The Takeaways

It may not seem like it, but running does require some specific muscle-building. Having a strong core can improve your running performance by providing proper balance and stability that won’t slow you down. With so many ab exercises for runners to choose from, it’s certainly possible to work on their abdominal muscles and improve their performance.

Frequently Asked Questions

Does core exercise help with running?

Yes, it allows for smooth and steady movement as you run.

How many days a week should runners do core?

Three to four days of working out should suffice.

How long is enough for a core workout?

30 to 60 minutes should be enough for a runner’s core workout.

Should you work out daily?

No, working out too frequently prevents your body from being able to recuperate.


  1. Park, S.-K., Lee, K.-S., Heo, S.-J. and Jee, Y.-S. (2021). Effects of High Intensity Plank Exercise on Physical Fitness and Immunocyte Function in a Middle-Aged Man: A Case Report. Medicina-lithuania, [online] 57(8), pp.845–845. doi:https://doi.org/10.3390/medicina57080845.
  2. Seitz, L.B., Reyes, Á., Tran, T.T., Sáez, E. and G. Gregory Haff (2014). Increases in Lower-Body Strength Transfer Positively to Sprint Performance: A Systematic Review with Meta-Analysis. Sports Medicine, [online] 44(12), pp.1693–1702. doi:https://doi.org/10.1007/s40279-014-0227-1.
  3. Hsu, S.-L., Oda, H., Saya Shirahata, Watanabe, M. and Sasaki, M. (2018). Effects of core strength training on core stability. Journal of Physical Therapy Science, [online] 30(8), pp.1014–1018. doi:https://doi.org/10.1589/jpts.30.1014.
  4. da, I., Alonso-Calvete, A., M. Soto-González and María, E. (2021). How Do the Abdominal Muscles Change during Hypopressive Exercise? Medicina-lithuania, [online] 57(7), pp.702–702. doi:https://doi.org/10.3390/medicina57070702.
  5. Kreher, J.B. (2016). Diagnosis and prevention of overtraining syndrome: an opinion on education strategies.
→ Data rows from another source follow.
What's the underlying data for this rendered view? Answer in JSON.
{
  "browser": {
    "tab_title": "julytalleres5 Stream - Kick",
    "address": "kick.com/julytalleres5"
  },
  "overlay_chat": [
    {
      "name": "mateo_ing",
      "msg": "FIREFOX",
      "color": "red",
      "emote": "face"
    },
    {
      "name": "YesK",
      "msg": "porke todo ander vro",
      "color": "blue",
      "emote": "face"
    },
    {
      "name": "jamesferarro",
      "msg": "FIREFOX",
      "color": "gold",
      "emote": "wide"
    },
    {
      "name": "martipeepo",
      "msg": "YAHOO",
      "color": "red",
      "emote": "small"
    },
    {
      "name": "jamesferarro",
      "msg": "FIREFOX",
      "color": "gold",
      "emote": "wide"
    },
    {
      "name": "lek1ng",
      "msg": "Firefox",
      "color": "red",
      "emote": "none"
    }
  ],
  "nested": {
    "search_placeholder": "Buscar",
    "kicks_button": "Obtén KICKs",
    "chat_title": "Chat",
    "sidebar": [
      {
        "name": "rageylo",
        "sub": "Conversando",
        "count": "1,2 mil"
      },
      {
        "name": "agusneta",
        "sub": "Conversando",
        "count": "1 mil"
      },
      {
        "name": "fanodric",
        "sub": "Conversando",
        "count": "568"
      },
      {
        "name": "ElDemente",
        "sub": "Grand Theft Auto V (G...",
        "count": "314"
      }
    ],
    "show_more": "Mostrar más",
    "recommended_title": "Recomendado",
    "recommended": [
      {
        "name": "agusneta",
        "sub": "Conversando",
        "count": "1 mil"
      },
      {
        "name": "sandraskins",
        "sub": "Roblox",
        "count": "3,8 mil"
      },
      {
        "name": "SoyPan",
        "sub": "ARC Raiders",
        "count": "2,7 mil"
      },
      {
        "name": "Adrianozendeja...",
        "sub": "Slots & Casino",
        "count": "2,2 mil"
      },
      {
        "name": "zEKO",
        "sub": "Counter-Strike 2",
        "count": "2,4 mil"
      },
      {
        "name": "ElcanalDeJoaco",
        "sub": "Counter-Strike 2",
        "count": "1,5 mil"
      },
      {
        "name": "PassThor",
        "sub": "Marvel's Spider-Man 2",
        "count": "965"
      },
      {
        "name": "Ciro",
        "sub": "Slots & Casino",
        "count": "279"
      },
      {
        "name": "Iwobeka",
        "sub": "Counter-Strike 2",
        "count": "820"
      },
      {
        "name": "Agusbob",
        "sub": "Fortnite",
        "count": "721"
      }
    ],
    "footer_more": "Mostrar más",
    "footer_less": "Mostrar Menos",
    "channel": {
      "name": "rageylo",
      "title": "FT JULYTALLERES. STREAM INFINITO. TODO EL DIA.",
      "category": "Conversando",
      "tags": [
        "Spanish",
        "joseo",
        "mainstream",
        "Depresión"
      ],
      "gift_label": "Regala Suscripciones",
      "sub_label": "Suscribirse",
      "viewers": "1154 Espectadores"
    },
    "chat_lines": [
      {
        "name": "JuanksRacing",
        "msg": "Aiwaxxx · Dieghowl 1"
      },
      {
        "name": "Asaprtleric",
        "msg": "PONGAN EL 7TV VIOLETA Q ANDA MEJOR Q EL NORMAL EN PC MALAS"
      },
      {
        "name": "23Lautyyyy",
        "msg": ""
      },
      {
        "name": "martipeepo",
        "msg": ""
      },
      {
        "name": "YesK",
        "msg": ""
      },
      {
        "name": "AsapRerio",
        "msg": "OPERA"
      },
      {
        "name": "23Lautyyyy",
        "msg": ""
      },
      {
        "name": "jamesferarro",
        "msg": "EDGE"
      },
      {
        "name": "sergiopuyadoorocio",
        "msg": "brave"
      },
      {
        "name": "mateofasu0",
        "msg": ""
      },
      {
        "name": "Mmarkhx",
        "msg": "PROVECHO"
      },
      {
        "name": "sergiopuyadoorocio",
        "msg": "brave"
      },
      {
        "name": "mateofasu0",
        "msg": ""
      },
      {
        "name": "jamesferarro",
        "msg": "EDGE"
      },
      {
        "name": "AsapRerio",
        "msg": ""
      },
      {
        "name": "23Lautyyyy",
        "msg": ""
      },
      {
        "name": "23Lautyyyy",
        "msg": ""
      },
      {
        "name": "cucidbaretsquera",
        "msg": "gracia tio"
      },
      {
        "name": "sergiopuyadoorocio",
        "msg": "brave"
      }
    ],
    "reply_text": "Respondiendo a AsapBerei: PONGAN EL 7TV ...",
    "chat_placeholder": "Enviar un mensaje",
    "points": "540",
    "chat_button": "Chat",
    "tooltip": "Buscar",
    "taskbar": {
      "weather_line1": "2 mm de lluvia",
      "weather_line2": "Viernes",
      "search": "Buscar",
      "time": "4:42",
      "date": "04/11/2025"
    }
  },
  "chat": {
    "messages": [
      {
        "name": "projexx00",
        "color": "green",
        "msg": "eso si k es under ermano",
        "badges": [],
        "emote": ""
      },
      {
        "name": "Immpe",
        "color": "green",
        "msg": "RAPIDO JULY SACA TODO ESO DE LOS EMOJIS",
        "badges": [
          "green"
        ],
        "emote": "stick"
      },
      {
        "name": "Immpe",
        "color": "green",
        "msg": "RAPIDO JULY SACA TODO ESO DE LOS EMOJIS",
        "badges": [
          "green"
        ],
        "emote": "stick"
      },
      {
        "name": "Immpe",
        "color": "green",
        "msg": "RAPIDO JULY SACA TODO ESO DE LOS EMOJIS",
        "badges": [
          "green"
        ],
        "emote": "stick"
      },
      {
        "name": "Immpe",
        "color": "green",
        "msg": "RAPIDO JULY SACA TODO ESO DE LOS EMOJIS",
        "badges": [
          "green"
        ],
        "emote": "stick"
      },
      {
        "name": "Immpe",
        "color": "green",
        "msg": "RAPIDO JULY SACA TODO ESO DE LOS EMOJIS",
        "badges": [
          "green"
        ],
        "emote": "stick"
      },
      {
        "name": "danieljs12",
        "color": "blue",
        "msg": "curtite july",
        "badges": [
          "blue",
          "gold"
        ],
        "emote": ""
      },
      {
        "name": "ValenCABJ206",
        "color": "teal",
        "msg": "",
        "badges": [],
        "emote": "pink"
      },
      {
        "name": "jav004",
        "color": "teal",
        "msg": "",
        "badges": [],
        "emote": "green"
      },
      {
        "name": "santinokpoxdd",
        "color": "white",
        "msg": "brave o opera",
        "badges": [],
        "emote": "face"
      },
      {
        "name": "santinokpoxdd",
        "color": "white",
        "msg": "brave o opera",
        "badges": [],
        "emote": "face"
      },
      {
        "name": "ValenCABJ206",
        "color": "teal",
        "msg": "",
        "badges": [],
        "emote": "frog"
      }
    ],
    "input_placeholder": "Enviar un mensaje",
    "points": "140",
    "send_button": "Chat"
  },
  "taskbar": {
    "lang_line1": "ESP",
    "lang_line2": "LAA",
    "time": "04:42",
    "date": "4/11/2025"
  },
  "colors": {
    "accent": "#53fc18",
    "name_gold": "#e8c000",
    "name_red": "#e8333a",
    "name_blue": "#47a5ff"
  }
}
Open access journal of sports medicine, [online] Volume 7, pp.115–122. doi:https://doi.org/10.2147/oajsm.s91657.